The Concord Review Tutoring Service
This tutoring service is an excellent resource for students in elementary, middle, and high school who want to go above and beyond what schools require. The service offers outstanding guidance in contest, research, standardized-test, and advanced math fields. All tutors have placed in the top of the country in the areas they are tutoring in.
The service helps each student based on his or her individual interests, background, availability and aspirations. All tutoring takes place virtually, so students from anywhere in the world can participate. You should be sure to complete assigned work in between sessions and be ready to ask questions about assigned work or new material during each session.
United States Mathematical Talent Search
This is a month-long contest where students solve proof-based math problems. I suggest you begin as soon as possible and use all available and allowed resources. Consider thinking about the United States Mathematical Talent Search while you are doing busy work. Even if you know how to solve a problem, you must still consider how to logically and clearly express your thought process as each problem requires more than a numerical answer.
The Math Madness contest is a contest of speed. Speed is taken into account in rankings, so skip over the problems you have difficulty solving and return to them later. To prepare for the contest, I would suggest completing American Mathematics Competition and American Invitational Mathematics Examination style questions. You are able to use a calculator during the Math Madness contest, but many times, questions are more easily solved without one. Having a calculator may encourage you to solve a problem the harder route which also leaves more room for careless mistakes.
Your Own Opportunities
Creating your own STEM opportunities is a wonderful experience in itself. Does your school have a math, Science Olympiad or robotics team? If not, start one. Even if you are unable or uninterested in starting an official school team, organize study sessions for classmates interested in participating in various STEM contests or just in doing some extra problems.
Do you have a research course at your school? If not, start one. Work with your current science or math teacher and department chairs. Design a curriculum and get interested students to sign their names or come to the meetings with the department as well. If you cannot start an official research course, start a research section of Mu Alpha Theta or Science National Honor Society.
Do you want to share your love of STEM with your school? Start a presentation series where you and other interested students can present research, explain STEM concepts, or share cool STEM problems and questions.
Do you want to work on research but need some additional guidance? Contact professors at local universities to see if they would be willing to work with you on one of their projects or your project. Some may be quite busy and not reply or say no, but hopefully some will give positive replies.
Do you want to create a platform for STEM students at your school and in your community to share STEM information? Start a journal that publishes research papers by students as well as informational articles and even interview transcripts.

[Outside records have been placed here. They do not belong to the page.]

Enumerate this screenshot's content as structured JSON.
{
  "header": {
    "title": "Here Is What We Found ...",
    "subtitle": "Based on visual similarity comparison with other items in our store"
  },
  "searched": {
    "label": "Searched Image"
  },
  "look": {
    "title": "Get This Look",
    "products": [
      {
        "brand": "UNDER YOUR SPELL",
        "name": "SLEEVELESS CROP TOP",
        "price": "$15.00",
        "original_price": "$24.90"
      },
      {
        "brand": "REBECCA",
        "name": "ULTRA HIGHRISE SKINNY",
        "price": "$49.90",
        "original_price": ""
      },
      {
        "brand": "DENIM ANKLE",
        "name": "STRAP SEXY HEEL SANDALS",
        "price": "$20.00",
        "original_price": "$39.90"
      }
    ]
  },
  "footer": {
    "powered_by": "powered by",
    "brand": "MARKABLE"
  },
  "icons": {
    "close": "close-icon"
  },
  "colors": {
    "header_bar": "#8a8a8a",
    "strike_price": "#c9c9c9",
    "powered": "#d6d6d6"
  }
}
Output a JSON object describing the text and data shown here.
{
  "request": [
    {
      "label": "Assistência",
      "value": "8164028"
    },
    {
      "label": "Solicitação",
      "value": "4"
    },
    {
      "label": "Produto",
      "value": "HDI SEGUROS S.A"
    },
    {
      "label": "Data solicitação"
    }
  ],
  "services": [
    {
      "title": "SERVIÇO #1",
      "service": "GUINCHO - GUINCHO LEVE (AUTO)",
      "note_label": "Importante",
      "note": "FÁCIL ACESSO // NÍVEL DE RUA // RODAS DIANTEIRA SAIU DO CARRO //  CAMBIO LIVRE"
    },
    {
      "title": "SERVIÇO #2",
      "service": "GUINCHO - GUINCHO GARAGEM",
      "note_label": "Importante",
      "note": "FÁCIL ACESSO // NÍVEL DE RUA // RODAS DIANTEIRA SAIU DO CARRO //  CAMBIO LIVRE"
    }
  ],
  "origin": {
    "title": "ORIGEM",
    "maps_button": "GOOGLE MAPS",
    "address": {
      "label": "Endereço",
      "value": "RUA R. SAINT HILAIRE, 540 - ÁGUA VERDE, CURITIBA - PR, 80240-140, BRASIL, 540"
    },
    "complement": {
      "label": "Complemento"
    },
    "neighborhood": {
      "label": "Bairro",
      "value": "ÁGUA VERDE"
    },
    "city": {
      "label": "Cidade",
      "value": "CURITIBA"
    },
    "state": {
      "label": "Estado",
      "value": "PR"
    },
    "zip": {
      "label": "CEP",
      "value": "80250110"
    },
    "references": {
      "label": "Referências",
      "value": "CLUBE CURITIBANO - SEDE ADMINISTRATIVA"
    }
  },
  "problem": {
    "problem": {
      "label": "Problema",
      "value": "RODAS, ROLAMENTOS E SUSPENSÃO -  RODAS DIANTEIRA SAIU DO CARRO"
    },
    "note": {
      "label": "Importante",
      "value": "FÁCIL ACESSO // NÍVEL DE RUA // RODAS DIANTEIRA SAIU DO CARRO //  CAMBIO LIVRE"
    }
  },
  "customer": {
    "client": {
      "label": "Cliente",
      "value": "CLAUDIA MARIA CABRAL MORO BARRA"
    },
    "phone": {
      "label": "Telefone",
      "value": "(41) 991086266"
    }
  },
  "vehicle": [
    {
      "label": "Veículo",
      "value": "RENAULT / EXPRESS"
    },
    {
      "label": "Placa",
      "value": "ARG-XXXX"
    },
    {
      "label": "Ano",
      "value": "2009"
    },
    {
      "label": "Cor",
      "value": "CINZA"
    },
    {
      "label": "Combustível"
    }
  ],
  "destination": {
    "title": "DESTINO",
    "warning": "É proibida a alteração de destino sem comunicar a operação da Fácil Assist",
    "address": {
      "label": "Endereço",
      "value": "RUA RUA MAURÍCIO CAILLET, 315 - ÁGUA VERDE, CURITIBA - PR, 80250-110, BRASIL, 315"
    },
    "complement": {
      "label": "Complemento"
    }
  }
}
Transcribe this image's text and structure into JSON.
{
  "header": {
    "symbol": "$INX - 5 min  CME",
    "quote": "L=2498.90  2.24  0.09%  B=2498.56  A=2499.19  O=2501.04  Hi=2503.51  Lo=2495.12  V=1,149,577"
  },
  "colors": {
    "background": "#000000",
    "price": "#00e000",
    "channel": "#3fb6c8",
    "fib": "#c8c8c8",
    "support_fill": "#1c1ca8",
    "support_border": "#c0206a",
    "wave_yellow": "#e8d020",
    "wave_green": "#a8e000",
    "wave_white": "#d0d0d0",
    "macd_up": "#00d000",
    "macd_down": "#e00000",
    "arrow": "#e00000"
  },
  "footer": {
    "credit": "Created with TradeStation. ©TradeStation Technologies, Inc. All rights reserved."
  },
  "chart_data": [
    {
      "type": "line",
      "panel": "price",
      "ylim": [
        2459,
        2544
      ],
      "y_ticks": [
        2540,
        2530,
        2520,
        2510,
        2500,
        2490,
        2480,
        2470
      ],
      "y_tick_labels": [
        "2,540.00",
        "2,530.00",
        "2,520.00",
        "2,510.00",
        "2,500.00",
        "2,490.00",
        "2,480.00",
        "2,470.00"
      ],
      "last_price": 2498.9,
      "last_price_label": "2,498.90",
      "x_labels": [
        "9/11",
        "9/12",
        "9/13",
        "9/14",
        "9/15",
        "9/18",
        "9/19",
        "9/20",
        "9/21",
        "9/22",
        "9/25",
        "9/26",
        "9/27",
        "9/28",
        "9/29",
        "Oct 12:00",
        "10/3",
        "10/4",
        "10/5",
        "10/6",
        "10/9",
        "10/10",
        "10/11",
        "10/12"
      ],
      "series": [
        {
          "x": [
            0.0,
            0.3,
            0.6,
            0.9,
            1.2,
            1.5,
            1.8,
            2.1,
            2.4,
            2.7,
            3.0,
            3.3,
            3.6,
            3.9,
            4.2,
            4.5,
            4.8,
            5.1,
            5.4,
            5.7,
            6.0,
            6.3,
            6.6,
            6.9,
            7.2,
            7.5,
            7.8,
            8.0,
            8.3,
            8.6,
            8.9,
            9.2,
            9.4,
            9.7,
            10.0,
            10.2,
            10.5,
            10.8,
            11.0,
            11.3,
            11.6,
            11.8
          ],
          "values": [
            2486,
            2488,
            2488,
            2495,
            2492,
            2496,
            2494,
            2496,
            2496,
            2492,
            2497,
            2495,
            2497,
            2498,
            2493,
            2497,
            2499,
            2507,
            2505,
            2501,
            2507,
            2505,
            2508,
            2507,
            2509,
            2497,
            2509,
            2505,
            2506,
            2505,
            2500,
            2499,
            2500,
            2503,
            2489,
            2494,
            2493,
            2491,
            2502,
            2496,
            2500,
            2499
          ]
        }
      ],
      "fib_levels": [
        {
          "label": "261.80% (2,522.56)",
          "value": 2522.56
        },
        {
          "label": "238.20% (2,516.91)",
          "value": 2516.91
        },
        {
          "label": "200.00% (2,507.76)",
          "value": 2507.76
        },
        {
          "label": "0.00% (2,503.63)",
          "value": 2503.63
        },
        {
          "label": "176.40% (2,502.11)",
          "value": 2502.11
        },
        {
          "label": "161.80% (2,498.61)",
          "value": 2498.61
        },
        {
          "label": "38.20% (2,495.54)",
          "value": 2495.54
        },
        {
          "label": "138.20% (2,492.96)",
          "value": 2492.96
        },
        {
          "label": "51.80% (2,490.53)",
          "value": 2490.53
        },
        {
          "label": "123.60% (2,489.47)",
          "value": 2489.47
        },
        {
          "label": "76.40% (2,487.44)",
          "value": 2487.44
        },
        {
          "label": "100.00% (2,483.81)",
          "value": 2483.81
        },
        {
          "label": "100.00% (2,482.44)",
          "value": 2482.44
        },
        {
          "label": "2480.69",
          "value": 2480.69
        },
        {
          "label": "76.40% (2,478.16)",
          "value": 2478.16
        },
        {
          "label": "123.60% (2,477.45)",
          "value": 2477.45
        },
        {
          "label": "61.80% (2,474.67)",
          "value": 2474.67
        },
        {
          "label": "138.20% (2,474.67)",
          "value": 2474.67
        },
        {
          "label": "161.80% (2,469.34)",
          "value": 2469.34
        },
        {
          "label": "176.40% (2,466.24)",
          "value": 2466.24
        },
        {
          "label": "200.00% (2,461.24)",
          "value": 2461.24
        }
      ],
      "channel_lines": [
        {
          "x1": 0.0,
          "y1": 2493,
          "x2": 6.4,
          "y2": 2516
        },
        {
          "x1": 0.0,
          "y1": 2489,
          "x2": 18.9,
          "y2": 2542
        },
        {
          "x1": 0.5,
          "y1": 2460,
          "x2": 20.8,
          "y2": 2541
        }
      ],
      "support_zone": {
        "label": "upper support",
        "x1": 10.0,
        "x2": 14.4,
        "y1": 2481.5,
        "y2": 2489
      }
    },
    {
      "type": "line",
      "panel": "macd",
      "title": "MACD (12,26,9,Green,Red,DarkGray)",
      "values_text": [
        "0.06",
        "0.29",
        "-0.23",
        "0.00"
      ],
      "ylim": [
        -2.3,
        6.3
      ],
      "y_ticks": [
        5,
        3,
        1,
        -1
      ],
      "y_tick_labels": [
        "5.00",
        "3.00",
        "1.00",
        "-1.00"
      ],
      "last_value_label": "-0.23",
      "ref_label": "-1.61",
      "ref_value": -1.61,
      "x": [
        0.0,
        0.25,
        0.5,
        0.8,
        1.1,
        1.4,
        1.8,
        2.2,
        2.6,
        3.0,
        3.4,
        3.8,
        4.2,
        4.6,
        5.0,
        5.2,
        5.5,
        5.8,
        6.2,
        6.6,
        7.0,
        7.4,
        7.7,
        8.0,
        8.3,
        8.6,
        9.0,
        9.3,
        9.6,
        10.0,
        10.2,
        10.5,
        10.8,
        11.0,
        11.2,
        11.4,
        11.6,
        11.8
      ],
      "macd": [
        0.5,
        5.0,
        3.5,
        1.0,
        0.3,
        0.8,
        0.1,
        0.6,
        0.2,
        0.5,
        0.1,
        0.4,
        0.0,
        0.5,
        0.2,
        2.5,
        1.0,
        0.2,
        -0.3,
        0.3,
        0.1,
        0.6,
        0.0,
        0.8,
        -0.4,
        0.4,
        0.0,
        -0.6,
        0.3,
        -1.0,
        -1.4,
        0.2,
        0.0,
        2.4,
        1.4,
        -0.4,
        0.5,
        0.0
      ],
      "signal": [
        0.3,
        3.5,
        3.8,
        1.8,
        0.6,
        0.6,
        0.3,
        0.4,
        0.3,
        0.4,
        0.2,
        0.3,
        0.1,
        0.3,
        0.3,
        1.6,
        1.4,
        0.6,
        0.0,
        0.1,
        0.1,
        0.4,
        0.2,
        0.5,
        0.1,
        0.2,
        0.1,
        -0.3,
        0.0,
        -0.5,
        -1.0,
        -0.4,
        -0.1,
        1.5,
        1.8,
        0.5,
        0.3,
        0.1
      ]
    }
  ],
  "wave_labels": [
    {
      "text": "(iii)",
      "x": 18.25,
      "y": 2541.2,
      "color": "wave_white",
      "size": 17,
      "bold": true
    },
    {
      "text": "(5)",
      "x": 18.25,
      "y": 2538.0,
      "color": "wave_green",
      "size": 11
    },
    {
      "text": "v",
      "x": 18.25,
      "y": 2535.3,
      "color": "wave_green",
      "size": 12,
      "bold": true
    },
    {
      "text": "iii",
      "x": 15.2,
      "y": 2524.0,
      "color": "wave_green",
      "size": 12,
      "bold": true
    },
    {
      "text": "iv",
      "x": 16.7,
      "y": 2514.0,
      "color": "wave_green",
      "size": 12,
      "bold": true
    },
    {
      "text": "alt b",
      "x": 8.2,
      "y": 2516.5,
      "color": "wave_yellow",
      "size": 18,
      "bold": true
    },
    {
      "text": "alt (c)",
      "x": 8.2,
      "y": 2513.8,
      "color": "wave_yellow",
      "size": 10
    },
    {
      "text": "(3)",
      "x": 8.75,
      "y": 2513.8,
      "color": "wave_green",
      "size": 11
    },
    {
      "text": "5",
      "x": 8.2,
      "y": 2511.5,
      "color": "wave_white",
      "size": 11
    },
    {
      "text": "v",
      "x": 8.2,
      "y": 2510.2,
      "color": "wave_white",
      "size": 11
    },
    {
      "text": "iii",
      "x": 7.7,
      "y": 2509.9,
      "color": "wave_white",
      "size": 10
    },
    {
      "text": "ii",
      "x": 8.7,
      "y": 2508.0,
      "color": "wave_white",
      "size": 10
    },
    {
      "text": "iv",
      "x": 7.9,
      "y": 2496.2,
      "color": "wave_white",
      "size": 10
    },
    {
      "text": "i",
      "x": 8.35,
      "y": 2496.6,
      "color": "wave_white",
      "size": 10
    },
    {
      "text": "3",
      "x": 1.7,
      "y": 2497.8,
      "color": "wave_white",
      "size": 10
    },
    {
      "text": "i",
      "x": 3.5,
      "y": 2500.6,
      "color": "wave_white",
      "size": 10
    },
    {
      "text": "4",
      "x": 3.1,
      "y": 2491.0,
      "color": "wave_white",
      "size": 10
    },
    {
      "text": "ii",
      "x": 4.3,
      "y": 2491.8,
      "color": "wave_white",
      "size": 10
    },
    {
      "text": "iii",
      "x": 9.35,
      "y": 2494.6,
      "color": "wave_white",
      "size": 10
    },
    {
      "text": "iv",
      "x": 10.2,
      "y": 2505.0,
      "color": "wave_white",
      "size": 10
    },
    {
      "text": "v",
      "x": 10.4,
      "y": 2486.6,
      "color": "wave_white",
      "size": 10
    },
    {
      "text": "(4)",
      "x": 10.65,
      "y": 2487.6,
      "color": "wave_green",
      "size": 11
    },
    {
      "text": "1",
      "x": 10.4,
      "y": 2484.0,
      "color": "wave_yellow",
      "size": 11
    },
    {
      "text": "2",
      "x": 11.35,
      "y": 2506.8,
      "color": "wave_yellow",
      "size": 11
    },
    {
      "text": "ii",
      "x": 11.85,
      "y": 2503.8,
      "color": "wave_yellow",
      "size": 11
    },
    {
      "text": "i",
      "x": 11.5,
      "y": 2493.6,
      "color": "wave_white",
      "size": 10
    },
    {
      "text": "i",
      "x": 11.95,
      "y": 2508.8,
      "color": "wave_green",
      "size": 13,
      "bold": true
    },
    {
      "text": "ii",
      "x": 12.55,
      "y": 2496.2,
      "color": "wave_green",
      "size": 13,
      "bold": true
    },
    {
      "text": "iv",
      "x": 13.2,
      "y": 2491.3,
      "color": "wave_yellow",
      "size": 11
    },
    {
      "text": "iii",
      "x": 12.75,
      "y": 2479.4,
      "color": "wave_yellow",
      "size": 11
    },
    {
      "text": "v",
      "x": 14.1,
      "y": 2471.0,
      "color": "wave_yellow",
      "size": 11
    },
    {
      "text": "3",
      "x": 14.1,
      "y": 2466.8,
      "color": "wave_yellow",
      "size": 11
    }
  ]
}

Too often high school students think it is too early to pursue their interests, that there are little or no opportunities to participate in STEM or that STEM is too difficult for them. If people find and begin pursuing their love for STEM earlier on, they may be more likely to continue pursuing STEM in higher education and in their careers.
Do you want to get involved with a national platform for women in STEM? Apply to become a Scientista intern at http://www.scientistafoundation.com/join.html! Have you started a STEM organization at your school already? Apply to become an affiliate by emailing us at firstname.lastname@example.org!
I hope this article will give high school students a glimpse of the STEM opportunities that are available just for them and inspire them to participate in these opportunities and create their own.